Impact on Productivity
On the whole, use of recreational substances is believed to increase worker absenteeism, “presenteeism” (that is, being present at the workplace but unable to function at full capacity), and injury in the workplace. Clearly, all of these issues decrease productivity and present significant concerns for safety-sensitive tasks, where impairment can increase the risk of harm to self or others.
An excellent discussion of marijuana use in the workplace can be found in the American College of Occupational and Environmental Medicine’s position paper on the subject, which can be found at here: https://www.acoem.org/uploadedFiles/Public_Affairs/Policies_And_Position_Statements/Guidelines/G uidelines/Marijuana%20JointGuidance%202015.pdf
Effects of Legalization of Medical or Recreational Use of Marijuana

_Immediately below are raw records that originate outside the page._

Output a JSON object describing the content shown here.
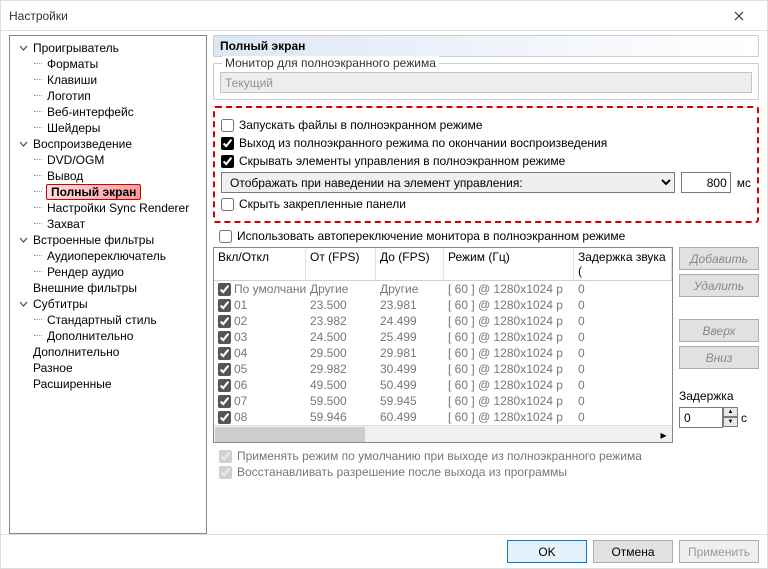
{
  "window": {
    "title": "Настройки"
  },
  "tree": [
    {
      "label": "Проигрыватель",
      "lvl": 1,
      "expand": "open"
    },
    {
      "label": "Форматы",
      "lvl": 2
    },
    {
      "label": "Клавиши",
      "lvl": 2
    },
    {
      "label": "Логотип",
      "lvl": 2
    },
    {
      "label": "Веб-интерфейс",
      "lvl": 2
    },
    {
      "label": "Шейдеры",
      "lvl": 2
    },
    {
      "label": "Воспроизведение",
      "lvl": 1,
      "expand": "open"
    },
    {
      "label": "DVD/OGM",
      "lvl": 2
    },
    {
      "label": "Вывод",
      "lvl": 2
    },
    {
      "label": "Полный экран",
      "lvl": 2,
      "selected": true
    },
    {
      "label": "Настройки Sync Renderer",
      "lvl": 2
    },
    {
      "label": "Захват",
      "lvl": 2
    },
    {
      "label": "Встроенные фильтры",
      "lvl": 1,
      "expand": "open"
    },
    {
      "label": "Аудиопереключатель",
      "lvl": 2
    },
    {
      "label": "Рендер аудио",
      "lvl": 2
    },
    {
      "label": "Внешние фильтры",
      "lvl": 1,
      "expand": "none"
    },
    {
      "label": "Субтитры",
      "lvl": 1,
      "expand": "open"
    },
    {
      "label": "Стандартный стиль",
      "lvl": 2
    },
    {
      "label": "Дополнительно",
      "lvl": 2
    },
    {
      "label": "Дополнительно",
      "lvl": 1,
      "expand": "none"
    },
    {
      "label": "Разное",
      "lvl": 1,
      "expand": "none"
    },
    {
      "label": "Расширенные",
      "lvl": 1,
      "expand": "none"
    }
  ],
  "panel": {
    "title": "Полный экран",
    "monitor_group": "Монитор для полноэкранного режима",
    "monitor_value": "Текущий",
    "chk_launch": {
      "label": "Запускать файлы в полноэкранном режиме",
      "checked": false
    },
    "chk_exit": {
      "label": "Выход из полноэкранного режима по окончании воспроизведения",
      "checked": true
    },
    "chk_hide": {
      "label": "Скрывать элементы управления в полноэкранном режиме",
      "checked": true
    },
    "hover_select": "Отображать при наведении на элемент управления:",
    "hover_ms": "800",
    "ms_label": "мс",
    "chk_pin": {
      "label": "Скрыть закрепленные панели",
      "checked": false
    },
    "chk_autoswitch": {
      "label": "Использовать автопереключение монитора в полноэкранном режиме",
      "checked": false
    },
    "table": {
      "headers": {
        "c1": "Вкл/Откл",
        "c2": "От (FPS)",
        "c3": "До (FPS)",
        "c4": "Режим (Гц)",
        "c5": "Задержка звука ("
      },
      "rows": [
        {
          "name": "По умолчанию",
          "from": "Другие",
          "to": "Другие",
          "mode": "[ 60 ] @ 1280x1024 p",
          "delay": "0",
          "chk": true
        },
        {
          "name": "01",
          "from": "23.500",
          "to": "23.981",
          "mode": "[ 60 ] @ 1280x1024 p",
          "delay": "0",
          "chk": true
        },
        {
          "name": "02",
          "from": "23.982",
          "to": "24.499",
          "mode": "[ 60 ] @ 1280x1024 p",
          "delay": "0",
          "chk": true
        },
        {
          "name": "03",
          "from": "24.500",
          "to": "25.499",
          "mode": "[ 60 ] @ 1280x1024 p",
          "delay": "0",
          "chk": true
        },
        {
          "name": "04",
          "from": "29.500",
          "to": "29.981",
          "mode": "[ 60 ] @ 1280x1024 p",
          "delay": "0",
          "chk": true
        },
        {
          "name": "05",
          "from": "29.982",
          "to": "30.499",
          "mode": "[ 60 ] @ 1280x1024 p",
          "delay": "0",
          "chk": true
        },
        {
          "name": "06",
          "from": "49.500",
          "to": "50.499",
          "mode": "[ 60 ] @ 1280x1024 p",
          "delay": "0",
          "chk": true
        },
        {
          "name": "07",
          "from": "59.500",
          "to": "59.945",
          "mode": "[ 60 ] @ 1280x1024 p",
          "delay": "0",
          "chk": true
        },
        {
          "name": "08",
          "from": "59.946",
          "to": "60.499",
          "mode": "[ 60 ] @ 1280x1024 p",
          "delay": "0",
          "chk": true
        }
      ]
    },
    "btn_add": "Добавить",
    "btn_del": "Удалить",
    "btn_up": "Вверх",
    "btn_down": "Вниз",
    "delay_label": "Задержка",
    "delay_value": "0",
    "delay_unit": "с",
    "chk_apply_default": {
      "label": "Применять режим по умолчанию при выходе из полноэкранного режима",
      "checked": true
    },
    "chk_restore": {
      "label": "Восстанавливать разрешение после выхода из программы",
      "checked": true
    }
  },
  "footer": {
    "ok": "OK",
    "cancel": "Отмена",
    "apply": "Применить"
  }
}
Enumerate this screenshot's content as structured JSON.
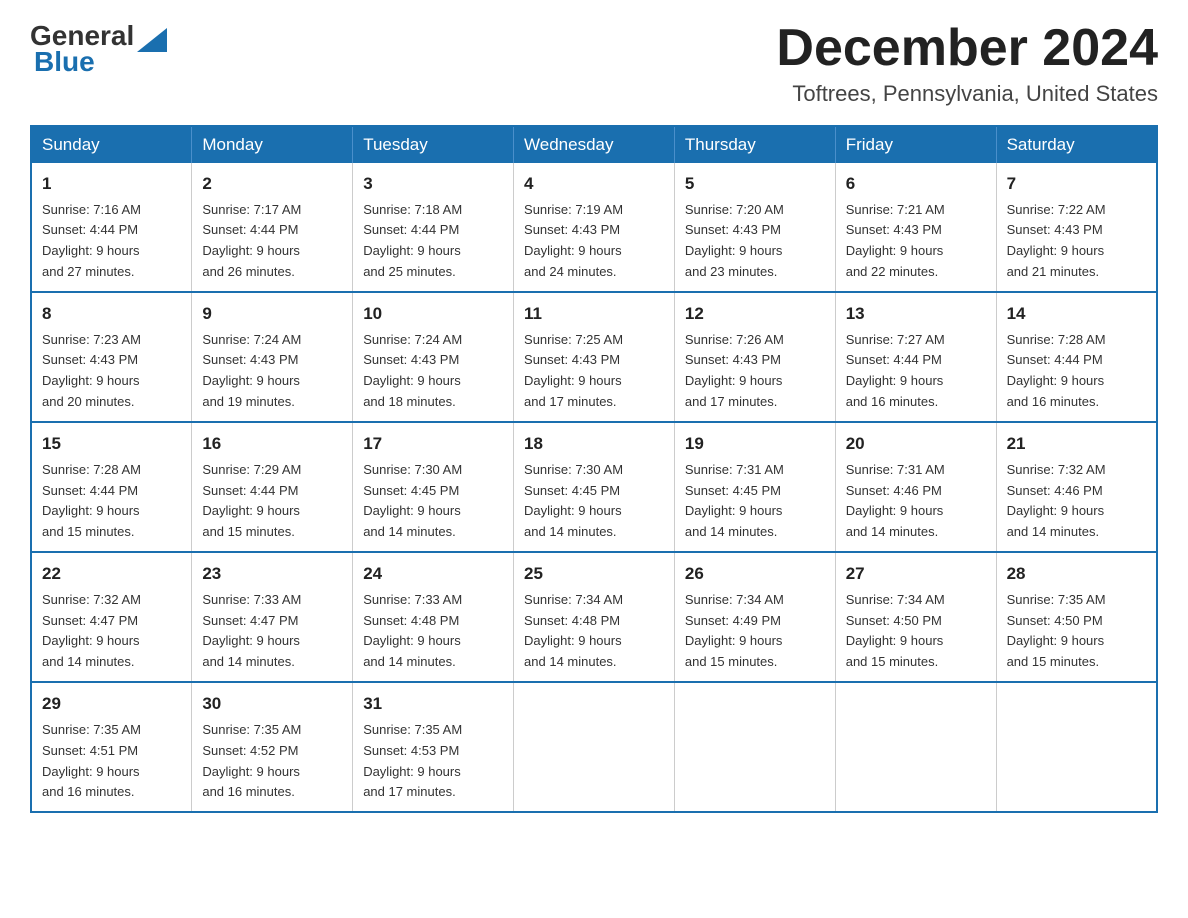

At the time of writing, marijuana laws are in a state of flux, with multiple states legalizing it for medical use only and a growing number of states legalizing it recreationally. It is therefore important to be clear about the laws that apply to the place of a provider’s practice, not only for the provider but also for the entity ordering the drug screen. Workers being tested must also be made clearly aware of the corporate policies concerning marijuana. Regardless of marijuana’s legality, in some states, employers can require that their employees be free of evidence of marijuana use as a condition of ongoing employment. In other states, the law forbids workplace policies that regulate outside behavior. Given the persistence of the markers of drug use beyond the point of clear intoxication or apparent impairment, drug testing in the workplace becomes much more complex in those states: blood tests are required to document intoxication or impairment. Determining that a tested individual is intoxicated or impaired also requires agreed-upon standards to indicate intoxication or impairment, something that is lacking for most drugs.
Complicating this issue further, the federal government and its agencies have ruled that certain professions (including pilots, school bus drivers, truck drivers, train engineers, subway operators, aircraft maintenance personnel, transit fire-armed security personnel, ship captains, and pipeline emergency response personnel, among others) must test negative for marijuana use, no matter what state is involved or that state’s laws about marijuana use. For health care personnel seeking to understand these highly variable laws, state departments of public health or legislature websites are a good starting point.